The Hubs are being designed to facilitate communication between research and landowners. This two-way “conversation” brings research to the landowner and also brings input back to the research community regarding the usefulness of the tools and information being provided and the unmet needs that require additional research and tool development.
USDA funds foundational and applied research that examines vulnerabilities and risks to agriculture and forestry. The purpose of this research is to understand climate-induced risks, and to develop management solutions to deal with drought, flooding, pest pressures, forest fires, altered water availability, changing growing seasons and other stressors. The Hubs take advantage of all available research and will leverage existing results that can contribute to our mission. Our role is also to inform research organizations (USDA and others) of landowner concerns so that research can address priority needs. This feedback will come from our interactions with landowners, landowner organizations, and our partners.
Often, packaging research is the bottleneck in moving science to the land owner. For the agriculture sector, the State Agricultural Experiment Stations are primary producers of useable science information and tools, and are important partners in this effort. The USDA National Institute of Food and Agriculture’s (NIFA) Coordinated Agricultural Projects (CAP) support large-scale regional projects that also provide tools and information for land owners. Other organizations, such as NOAA RISAs and the Nature Conservancy, also develop tools, and we are trying to evaluate all the available tools we can find and make them available on our web site.

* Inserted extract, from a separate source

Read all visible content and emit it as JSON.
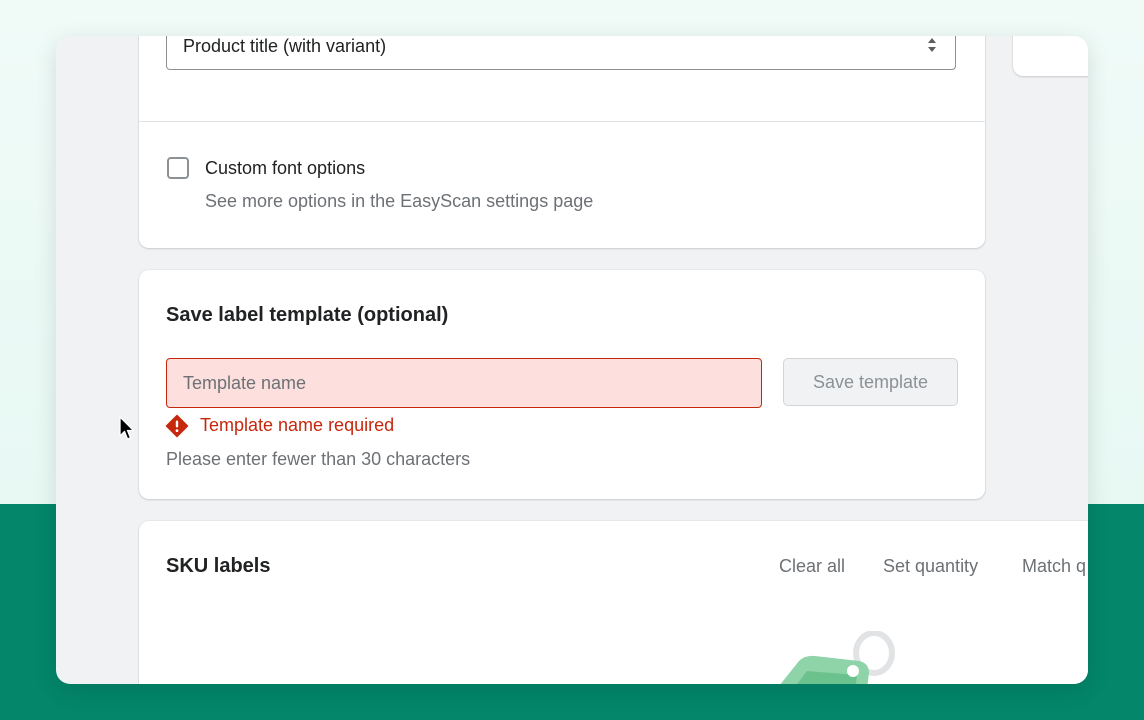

Land managers often depend on trusted advisors to supply them with the information they need to find solutions to challenges they are facing. It’s that person-to-person contact that drives changes to land management practices. While the Hubs do reach out to land owners directly, the major way we will engage landowners on a person-to-person basis is to capitalize on existing networks. Two primary networks are Cooperative Extension and the USDA Service Centers. These organizations have been helping farmers, ranchers and forest land managers for decades (100 years for Cooperative Extension!). On the forestry side, the Forest Service Threat Centers and the Climate Change Response Framework provide outreach to forest land managers.

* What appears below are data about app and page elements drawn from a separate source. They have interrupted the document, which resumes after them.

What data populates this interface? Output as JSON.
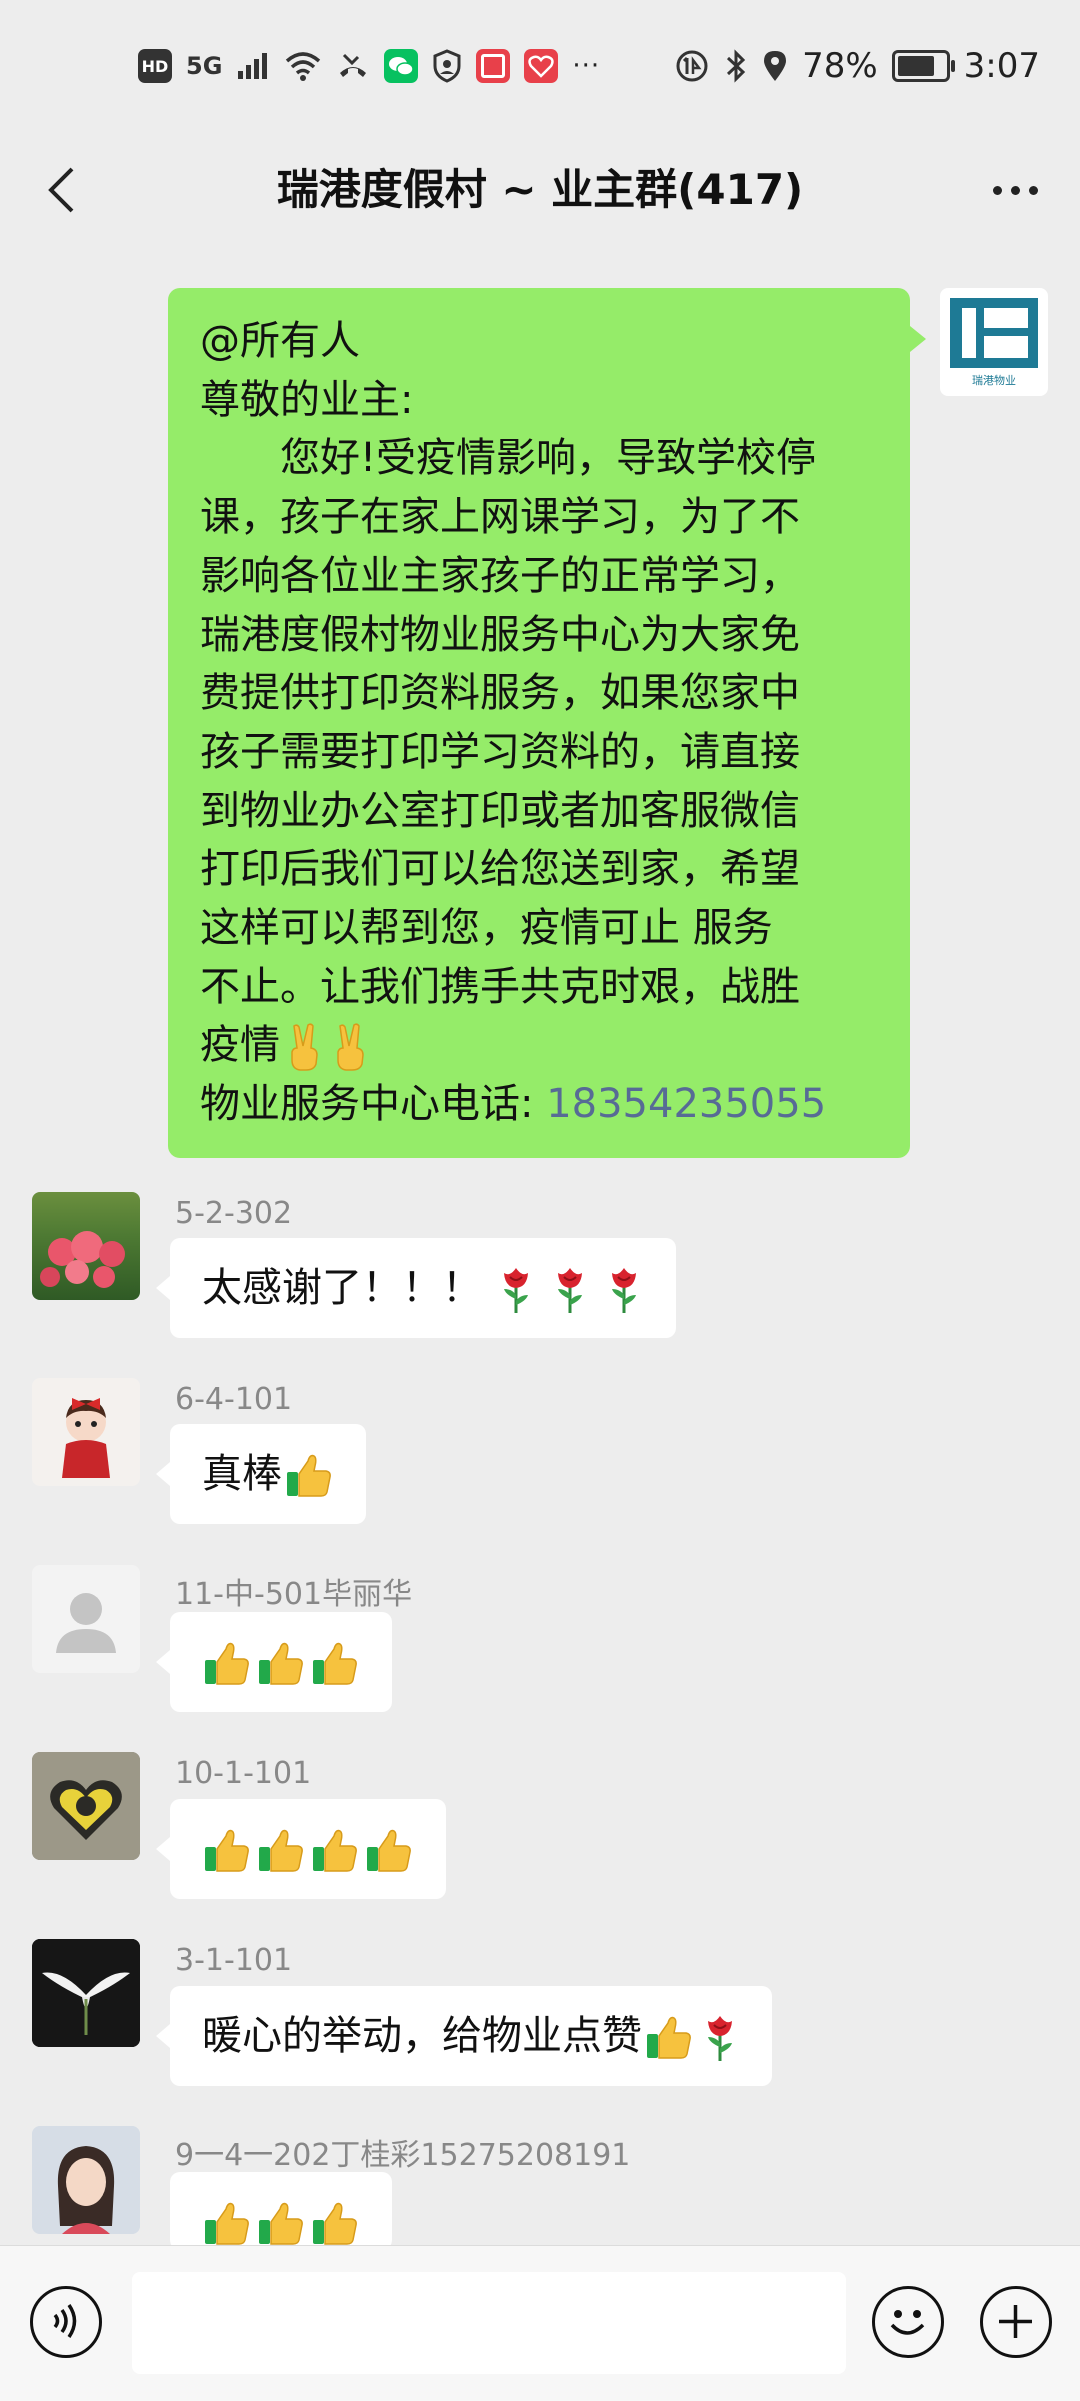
{
  "status_bar": {
    "hd": "HD",
    "network": "5G",
    "battery": "78%",
    "time": "3:07",
    "battery_level": 0.78,
    "icons": [
      "wifi-icon",
      "missed-call-icon",
      "wechat-icon",
      "shield-icon",
      "app-red-icon",
      "app-pattern-icon",
      "more-dots-icon",
      "data-saver-icon",
      "bluetooth-icon",
      "location-icon"
    ]
  },
  "header": {
    "title": "瑞港度假村 ~ 业主群(417)",
    "back_icon": "chevron-left-icon",
    "more_icon": "more-icon"
  },
  "announcement": {
    "lines": [
      "@所有人",
      "尊敬的业主:",
      "　　您好!受疫情影响，导致学校停",
      "课，孩子在家上网课学习，为了不",
      "影响各位业主家孩子的正常学习，",
      "瑞港度假村物业服务中心为大家免",
      "费提供打印资料服务，如果您家中",
      "孩子需要打印学习资料的，请直接",
      "到物业办公室打印或者加客服微信",
      "打印后我们可以给您送到家，希望",
      "这样可以帮到您，疫情可止 服务",
      "不止。让我们携手共克时艰，战胜",
      "疫情"
    ],
    "phone_label": "物业服务中心电话:",
    "phone": "18354235055",
    "emoji_end": "victory-hand-icon x2",
    "sender_avatar_text": "瑞港物业"
  },
  "messages": [
    {
      "sender": "5-2-302",
      "text": "太感谢了！！！",
      "emoji": "rose-icon x3"
    },
    {
      "sender": "6-4-101",
      "text": "真棒",
      "emoji": "thumbs-up-icon"
    },
    {
      "sender": "11-中-501毕丽华",
      "text": "",
      "emoji": "thumbs-up-icon x3"
    },
    {
      "sender": "10-1-101",
      "text": "",
      "emoji": "thumbs-up-icon x4"
    },
    {
      "sender": "3-1-101",
      "text": "暖心的举动，给物业点赞",
      "emoji": "thumbs-up-icon, rose-icon"
    },
    {
      "sender": "9一4一202丁桂彩15275208191",
      "text": "",
      "emoji": "thumbs-up-icon x3"
    }
  ],
  "input_bar": {
    "voice_icon": "voice-icon",
    "emoji_icon": "emoji-icon",
    "add_icon": "add-icon",
    "input_value": ""
  }
}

So what’s next? This first year has been more about coordination than production. It is crucial that we understand all the players in the game so that we can concentrate on areas and projects that will have the greatest impact on providing risk-management tools and resources to America’s farmers, ranchers and forest land owners. This requires that we coordinate with other research organizations, work closely with Cooperative Extension and the USDA Service Centers to understand their needs, and also to establish a working relationship with those private advisors that work with landowners (see figure below). These private advisors include the Certified Crop Advisors (CCAs), forestry consultants, and seed and fertilizer dealers. By better understanding the needs of the agricultural community and documenting the currently available resources we can prioritize the gaps in the research-to-field supply chain and more effectively direct USDA resources to help the Nation’s farmers, ranchers, and forest land owners.